One of my daughter's friends, a young woman who is one of my heart daughters, is here with us for a couple of weeks as she's been having dizziness and nausea spells, and needs eyes on her just in case. She had been staying with her parents, but they are away for two weeks, so now she's with us while her doctors try to get to the root of her issues. The bathroom reno also starts this week. Tomorrow is demo day, so she will be treated to the sounds of tiles smashing and breaking all day. After that, the noise should be more tolerable. My cousin from Trinidad is also passing through New York City twice this month, on her way to and from a medical conference in Washington, D.C., so she will be with us on two weekends as well. When I scheduled the bathroom reno for April, it was because I thought it would be a time when nothing much was happening, the book almost put to bed, but it turns out to be a month in which we will have houseguests after all, and I'm just grateful they're the easygoing kind.

Monday, April 1, 2024

Easter this year

Here's an album of things that are good in my world. We went bowling on Saturday to mark our girls' birthday; there she is with her mama on one side and her cousin on the other. We had a fabulous family time.
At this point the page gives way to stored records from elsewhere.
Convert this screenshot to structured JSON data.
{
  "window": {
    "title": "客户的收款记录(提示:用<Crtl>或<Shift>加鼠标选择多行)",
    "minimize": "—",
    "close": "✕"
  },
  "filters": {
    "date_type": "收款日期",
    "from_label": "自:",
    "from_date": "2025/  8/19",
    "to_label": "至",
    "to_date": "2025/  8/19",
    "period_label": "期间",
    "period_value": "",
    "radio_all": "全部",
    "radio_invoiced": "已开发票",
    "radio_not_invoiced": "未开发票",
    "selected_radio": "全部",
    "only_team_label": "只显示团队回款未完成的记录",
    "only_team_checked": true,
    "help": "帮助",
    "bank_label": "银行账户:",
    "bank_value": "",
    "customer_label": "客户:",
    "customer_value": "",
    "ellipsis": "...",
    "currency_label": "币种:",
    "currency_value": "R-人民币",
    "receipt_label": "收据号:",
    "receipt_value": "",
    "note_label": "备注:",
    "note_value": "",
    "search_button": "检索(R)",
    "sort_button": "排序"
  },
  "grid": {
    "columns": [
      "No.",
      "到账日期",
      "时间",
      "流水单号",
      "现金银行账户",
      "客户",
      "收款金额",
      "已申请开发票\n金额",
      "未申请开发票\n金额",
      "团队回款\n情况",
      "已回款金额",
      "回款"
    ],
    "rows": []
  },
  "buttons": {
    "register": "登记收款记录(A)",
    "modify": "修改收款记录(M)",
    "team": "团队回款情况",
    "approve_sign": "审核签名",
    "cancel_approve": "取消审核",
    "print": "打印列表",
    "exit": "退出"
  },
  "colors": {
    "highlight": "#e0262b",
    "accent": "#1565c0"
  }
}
There we are again, my niece about the bowl a strike, my daughter enjoying some wings, my son and husband deep in conversation, my son in law to be in the foreground, crushing every game. How I love all these people.

The last book I collaborated on, Belonging by Michelle Miller, is now out in paperback. My New York Times bestseller! Michelle is the one in pink at the center of the display, and she’s a co-host of CBS Mornings. Her story recounts her poignant search for the mother who walked away from her at birth. One of my former editors took this photo on her travels. I'm sharing it here because the books I write are my babies of another sort. I’ve heard books referred to as children of the mind.

My nephew Brett, who as a musician goes by Walking Eagle, competed on The Voice recently. During that experience, he spent a month before the show aired with scores of other singers who were selected to audition. He made us proud on the show, even though he didn't get very far. But in the process he became good friends with Huntley, who went on to win the whole dang thing! Well, Huntley tapped Brett to join his band, and now they are on a multi-city tour. My nephew is so talented, and such a decent soul, so passionate about music, and now his dreams are starting to take flight. I could not be happier for him. 

Last, and definitely not least, our youngest Harper participated in an Easter Hat parade at her day care in Dallas. Her fancy headwear was made for her by her paternal grandmother, who’s retired now but spent her career as a fashion designer. It's a beautiful Easter hat, and it took first place at the parade, even though Harper wasn't quite sure what the hoopla was about, and what was that thing people kept trying to balance on her head? But isn't she just the cutest, even with that serious side-eye?


The news is on in the background. Honestly, it's unbearable. I was going to get on here to write a screed about the threat that the GOP nominee, the orange man, represents to us all, and my rage at the photo he posted of Biden hog tied in the back of a pick-up truck. Anyone else in this nation would already have been arrested for inciting the kidnap and murder the president, because that was essentially what Trump was doing, but somehow, as he hawks his sixty dollar bibles, and doxes the daughter of the judge in his criminal hush money trial in New York, and proclaims himself the chosen one, likening himself to Jesus at his rallies, the law just wrings its hands and let's him continue to burn our nation down. But you know, I can't. I'm already tired, hollowed out by rage and bewilderment, and much as I hate to admit it, by cynicism too. He's going to skate, isn't he?